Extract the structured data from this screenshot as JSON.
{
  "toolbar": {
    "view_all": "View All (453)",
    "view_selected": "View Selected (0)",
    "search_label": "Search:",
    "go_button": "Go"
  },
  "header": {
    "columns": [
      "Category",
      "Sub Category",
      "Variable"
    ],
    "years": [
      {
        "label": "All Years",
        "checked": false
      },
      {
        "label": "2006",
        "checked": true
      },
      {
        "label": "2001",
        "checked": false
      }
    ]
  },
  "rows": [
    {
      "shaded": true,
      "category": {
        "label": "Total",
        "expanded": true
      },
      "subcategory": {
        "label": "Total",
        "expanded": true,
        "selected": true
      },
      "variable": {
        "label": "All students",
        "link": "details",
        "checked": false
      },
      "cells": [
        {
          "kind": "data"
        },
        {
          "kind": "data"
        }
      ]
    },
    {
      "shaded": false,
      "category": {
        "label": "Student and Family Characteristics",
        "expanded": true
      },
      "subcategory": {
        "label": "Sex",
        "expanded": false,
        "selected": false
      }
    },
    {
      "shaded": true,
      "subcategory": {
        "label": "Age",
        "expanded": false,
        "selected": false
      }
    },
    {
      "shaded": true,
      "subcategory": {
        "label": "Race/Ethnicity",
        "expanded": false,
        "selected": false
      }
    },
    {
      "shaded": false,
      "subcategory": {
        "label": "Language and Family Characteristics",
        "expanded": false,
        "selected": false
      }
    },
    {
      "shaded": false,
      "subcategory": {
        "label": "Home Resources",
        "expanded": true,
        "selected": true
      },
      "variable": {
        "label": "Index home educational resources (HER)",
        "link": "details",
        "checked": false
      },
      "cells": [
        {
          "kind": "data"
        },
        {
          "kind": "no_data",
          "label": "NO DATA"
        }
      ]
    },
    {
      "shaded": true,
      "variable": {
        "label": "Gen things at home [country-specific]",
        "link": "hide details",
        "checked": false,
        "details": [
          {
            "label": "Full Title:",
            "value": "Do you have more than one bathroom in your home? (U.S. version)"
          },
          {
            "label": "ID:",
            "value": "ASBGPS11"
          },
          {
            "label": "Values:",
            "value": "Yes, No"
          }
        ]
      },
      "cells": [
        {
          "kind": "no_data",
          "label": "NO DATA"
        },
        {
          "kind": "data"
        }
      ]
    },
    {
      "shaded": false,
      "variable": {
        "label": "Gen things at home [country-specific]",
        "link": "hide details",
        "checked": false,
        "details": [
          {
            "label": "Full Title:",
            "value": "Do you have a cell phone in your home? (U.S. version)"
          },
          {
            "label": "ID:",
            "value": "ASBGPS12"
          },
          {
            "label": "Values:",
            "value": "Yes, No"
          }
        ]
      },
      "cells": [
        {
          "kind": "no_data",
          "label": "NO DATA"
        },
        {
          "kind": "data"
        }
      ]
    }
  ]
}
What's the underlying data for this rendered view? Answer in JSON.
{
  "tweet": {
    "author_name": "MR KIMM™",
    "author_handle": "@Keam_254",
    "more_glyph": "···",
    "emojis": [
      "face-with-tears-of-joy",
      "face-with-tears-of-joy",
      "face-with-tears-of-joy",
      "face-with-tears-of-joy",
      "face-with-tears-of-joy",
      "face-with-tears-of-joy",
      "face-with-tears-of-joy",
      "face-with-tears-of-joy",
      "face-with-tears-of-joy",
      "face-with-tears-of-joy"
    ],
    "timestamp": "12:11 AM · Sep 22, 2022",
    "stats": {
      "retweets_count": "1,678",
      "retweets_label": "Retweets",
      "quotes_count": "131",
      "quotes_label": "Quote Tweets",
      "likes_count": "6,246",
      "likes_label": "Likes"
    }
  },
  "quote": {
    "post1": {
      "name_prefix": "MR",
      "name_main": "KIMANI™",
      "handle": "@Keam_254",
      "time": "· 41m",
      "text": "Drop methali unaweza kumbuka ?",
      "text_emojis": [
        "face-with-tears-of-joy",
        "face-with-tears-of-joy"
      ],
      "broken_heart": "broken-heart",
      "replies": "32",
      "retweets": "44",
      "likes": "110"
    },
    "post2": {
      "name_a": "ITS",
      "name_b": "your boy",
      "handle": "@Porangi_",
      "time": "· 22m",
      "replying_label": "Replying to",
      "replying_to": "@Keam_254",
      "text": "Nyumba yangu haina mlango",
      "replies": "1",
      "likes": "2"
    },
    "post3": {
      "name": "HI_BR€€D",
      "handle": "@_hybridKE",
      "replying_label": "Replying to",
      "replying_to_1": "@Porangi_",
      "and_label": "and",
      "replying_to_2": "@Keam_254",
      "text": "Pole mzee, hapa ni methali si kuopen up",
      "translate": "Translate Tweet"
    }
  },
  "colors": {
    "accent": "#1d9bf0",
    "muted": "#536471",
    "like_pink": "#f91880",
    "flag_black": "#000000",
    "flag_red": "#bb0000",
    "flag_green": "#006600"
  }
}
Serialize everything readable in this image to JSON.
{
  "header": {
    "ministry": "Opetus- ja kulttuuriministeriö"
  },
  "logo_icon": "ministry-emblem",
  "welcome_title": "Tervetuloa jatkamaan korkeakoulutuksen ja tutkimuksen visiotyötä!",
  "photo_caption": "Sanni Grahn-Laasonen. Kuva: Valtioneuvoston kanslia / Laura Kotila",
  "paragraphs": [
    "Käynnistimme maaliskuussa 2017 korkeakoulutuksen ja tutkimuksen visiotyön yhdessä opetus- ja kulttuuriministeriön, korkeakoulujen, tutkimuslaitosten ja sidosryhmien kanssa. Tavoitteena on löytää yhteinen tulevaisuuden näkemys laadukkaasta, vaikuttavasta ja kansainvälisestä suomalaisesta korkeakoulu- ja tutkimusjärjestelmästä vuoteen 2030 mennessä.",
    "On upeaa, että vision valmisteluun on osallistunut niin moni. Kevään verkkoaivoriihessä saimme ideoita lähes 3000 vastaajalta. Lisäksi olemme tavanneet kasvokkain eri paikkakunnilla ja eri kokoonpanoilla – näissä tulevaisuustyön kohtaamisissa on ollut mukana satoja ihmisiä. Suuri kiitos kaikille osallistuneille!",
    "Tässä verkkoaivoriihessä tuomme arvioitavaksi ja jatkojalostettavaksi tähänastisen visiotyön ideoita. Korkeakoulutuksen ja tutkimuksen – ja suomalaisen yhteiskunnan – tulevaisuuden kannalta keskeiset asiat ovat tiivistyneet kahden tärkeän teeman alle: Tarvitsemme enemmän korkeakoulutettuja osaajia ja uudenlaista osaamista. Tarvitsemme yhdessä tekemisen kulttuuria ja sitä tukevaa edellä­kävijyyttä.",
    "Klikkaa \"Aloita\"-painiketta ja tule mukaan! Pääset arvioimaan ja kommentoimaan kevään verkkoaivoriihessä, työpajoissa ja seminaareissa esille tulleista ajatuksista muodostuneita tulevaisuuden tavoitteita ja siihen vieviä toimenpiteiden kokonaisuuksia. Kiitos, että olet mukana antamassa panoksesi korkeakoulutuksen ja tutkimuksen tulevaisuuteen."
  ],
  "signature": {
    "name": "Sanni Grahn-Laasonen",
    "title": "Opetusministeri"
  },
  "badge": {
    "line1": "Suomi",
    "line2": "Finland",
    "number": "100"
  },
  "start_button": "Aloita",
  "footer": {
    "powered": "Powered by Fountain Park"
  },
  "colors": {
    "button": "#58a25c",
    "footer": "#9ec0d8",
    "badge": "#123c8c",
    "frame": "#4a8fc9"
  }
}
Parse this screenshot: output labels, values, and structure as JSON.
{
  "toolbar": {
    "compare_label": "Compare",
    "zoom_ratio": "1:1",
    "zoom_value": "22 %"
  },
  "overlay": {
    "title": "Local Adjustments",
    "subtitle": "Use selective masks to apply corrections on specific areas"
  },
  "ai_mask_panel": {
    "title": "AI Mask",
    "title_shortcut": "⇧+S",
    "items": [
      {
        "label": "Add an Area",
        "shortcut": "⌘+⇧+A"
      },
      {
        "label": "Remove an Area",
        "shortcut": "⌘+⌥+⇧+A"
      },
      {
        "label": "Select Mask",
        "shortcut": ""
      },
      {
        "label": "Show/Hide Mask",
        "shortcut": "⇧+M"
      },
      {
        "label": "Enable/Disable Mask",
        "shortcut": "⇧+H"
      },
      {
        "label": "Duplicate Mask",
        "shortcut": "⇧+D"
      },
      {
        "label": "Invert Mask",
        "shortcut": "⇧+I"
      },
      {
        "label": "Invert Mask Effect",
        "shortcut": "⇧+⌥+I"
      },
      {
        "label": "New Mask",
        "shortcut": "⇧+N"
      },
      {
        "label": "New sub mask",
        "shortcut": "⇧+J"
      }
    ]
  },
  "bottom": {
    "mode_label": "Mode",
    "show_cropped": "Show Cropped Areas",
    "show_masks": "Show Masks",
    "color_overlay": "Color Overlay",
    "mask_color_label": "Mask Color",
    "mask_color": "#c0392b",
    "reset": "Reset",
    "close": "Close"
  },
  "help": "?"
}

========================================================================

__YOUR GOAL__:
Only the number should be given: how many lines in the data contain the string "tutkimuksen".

__RESPONSE TO THE TASK__:
4